Top of Recorded data

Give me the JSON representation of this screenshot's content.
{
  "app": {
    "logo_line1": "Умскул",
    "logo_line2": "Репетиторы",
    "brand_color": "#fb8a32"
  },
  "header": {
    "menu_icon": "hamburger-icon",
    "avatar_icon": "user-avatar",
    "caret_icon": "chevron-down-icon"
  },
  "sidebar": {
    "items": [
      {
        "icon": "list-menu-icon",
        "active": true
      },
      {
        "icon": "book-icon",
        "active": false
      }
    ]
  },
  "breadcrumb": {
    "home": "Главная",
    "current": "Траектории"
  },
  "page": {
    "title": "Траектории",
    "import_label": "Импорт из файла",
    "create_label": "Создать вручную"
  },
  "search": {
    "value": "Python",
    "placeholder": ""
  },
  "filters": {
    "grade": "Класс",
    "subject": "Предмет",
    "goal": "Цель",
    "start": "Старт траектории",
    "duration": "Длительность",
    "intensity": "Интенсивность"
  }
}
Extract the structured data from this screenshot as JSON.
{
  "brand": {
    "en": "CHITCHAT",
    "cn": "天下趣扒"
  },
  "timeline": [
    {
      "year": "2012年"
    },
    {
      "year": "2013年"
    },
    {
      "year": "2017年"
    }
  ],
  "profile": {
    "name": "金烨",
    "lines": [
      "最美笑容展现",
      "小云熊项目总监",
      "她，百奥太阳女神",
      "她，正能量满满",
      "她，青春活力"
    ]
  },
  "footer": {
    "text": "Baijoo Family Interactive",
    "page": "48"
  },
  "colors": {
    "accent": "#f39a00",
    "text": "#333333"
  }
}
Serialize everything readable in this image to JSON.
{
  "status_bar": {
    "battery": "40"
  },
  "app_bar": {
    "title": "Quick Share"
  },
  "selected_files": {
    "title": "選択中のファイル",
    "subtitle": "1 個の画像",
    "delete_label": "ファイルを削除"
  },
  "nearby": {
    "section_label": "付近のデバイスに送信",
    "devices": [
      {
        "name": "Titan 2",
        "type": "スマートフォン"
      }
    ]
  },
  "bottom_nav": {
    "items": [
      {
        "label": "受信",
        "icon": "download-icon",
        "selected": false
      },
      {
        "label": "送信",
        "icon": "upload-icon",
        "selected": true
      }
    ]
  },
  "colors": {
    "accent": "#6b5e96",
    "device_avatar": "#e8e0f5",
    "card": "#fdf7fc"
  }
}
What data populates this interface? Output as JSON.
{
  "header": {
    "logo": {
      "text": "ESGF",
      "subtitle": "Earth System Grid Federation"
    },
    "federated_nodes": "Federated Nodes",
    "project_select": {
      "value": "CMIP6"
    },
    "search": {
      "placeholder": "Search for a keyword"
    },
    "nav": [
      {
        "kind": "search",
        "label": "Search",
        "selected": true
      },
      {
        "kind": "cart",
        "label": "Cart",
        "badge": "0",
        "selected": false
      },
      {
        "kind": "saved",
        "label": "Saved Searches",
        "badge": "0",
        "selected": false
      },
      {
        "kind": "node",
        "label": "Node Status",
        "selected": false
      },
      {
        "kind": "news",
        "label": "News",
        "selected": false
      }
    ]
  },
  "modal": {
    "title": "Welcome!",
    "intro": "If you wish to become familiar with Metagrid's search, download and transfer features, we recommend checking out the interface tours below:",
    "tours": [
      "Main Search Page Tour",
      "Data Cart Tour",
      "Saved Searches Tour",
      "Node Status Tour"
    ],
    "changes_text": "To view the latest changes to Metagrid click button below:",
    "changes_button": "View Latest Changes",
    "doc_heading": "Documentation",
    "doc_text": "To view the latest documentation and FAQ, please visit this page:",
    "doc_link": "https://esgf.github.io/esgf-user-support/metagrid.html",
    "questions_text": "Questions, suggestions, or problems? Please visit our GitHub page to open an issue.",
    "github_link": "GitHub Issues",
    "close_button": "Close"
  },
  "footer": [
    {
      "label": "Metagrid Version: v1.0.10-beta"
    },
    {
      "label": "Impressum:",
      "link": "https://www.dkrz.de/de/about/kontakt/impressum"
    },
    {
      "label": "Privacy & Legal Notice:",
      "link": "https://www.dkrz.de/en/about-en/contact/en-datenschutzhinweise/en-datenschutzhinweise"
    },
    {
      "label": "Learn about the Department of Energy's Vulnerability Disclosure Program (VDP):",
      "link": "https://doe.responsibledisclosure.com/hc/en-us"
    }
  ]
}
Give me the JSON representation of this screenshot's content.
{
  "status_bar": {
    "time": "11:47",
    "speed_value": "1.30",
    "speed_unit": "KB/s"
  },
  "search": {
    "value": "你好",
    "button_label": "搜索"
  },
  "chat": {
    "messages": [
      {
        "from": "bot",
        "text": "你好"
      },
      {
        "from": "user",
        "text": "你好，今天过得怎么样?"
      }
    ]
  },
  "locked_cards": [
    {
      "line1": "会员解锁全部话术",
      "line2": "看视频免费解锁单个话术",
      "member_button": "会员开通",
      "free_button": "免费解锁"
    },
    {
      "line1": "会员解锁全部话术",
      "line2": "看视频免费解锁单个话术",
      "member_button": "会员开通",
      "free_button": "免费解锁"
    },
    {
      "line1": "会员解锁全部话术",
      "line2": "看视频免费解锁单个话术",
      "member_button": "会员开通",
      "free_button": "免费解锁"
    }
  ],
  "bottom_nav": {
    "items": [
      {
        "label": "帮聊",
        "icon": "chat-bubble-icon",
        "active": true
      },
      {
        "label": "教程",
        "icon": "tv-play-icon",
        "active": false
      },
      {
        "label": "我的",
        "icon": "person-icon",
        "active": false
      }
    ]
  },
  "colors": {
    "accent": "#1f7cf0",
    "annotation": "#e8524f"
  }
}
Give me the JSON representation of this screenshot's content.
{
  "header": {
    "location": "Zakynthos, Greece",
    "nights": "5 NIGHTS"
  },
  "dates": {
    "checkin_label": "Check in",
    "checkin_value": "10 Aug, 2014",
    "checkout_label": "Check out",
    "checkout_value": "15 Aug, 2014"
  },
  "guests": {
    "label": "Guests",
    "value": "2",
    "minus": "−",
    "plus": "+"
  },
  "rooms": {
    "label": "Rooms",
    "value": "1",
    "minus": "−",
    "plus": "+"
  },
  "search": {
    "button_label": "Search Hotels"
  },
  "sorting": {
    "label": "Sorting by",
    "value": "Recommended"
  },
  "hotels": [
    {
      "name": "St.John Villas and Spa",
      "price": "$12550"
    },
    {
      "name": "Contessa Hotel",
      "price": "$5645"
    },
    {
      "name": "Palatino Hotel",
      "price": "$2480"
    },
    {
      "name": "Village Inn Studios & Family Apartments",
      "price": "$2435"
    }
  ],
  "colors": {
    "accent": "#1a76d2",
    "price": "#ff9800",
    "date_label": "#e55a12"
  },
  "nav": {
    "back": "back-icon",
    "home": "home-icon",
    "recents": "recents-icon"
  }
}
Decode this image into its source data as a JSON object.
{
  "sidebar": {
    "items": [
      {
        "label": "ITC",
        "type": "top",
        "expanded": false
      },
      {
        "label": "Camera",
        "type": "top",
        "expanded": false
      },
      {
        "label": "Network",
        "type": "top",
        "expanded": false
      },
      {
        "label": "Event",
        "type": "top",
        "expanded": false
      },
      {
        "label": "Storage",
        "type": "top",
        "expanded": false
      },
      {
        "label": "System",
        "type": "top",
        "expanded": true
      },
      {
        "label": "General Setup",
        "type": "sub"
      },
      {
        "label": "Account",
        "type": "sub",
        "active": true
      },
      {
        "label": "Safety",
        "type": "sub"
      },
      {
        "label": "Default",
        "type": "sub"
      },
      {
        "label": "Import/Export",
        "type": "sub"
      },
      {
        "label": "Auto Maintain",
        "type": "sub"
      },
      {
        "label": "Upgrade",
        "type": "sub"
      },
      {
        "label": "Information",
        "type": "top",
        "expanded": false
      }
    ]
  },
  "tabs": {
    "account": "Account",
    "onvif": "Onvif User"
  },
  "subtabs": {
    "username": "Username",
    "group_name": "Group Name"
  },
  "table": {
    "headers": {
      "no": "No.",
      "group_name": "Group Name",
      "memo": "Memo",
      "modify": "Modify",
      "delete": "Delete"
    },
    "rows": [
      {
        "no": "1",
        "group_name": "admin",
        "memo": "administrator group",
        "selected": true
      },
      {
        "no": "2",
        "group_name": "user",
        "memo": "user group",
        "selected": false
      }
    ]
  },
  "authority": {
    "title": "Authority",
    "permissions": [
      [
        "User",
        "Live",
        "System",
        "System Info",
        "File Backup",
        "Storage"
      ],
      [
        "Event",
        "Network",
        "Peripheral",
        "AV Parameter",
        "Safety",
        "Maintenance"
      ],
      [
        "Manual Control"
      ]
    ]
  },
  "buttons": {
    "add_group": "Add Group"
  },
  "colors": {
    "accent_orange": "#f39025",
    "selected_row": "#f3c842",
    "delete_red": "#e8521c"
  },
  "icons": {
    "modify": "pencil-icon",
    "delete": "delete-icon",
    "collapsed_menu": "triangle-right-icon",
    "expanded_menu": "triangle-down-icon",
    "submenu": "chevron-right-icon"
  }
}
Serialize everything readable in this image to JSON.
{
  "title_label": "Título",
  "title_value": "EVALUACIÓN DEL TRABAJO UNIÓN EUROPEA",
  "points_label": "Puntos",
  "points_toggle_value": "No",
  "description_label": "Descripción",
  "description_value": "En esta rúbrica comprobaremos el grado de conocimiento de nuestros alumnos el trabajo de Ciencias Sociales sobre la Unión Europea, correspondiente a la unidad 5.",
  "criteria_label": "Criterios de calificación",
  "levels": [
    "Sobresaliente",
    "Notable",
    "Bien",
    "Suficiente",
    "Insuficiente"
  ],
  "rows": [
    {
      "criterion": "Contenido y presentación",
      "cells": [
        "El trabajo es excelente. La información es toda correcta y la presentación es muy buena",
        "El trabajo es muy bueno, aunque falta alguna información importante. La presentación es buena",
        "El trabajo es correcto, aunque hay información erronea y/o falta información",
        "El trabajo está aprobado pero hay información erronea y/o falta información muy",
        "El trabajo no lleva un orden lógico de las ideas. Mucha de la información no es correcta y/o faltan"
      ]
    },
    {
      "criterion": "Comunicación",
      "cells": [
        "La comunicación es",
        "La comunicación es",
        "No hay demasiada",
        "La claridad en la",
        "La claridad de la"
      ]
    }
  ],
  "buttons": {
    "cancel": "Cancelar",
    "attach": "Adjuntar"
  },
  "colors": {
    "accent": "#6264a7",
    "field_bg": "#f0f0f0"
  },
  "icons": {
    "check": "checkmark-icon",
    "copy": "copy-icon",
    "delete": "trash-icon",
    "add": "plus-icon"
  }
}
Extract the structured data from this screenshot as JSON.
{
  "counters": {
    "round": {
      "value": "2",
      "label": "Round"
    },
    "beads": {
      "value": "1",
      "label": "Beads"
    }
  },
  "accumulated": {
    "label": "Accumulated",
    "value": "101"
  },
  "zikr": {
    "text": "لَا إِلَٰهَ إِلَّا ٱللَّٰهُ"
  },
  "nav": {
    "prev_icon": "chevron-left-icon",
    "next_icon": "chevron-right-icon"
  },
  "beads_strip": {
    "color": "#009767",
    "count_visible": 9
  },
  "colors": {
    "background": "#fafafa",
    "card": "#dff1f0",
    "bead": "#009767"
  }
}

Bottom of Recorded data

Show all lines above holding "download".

Response to the task –
        "icon": "download-icon",
    "intro": "If you wish to become familiar with Metagrid's search, download and transfer features, we recommend checking out the interface tours below:",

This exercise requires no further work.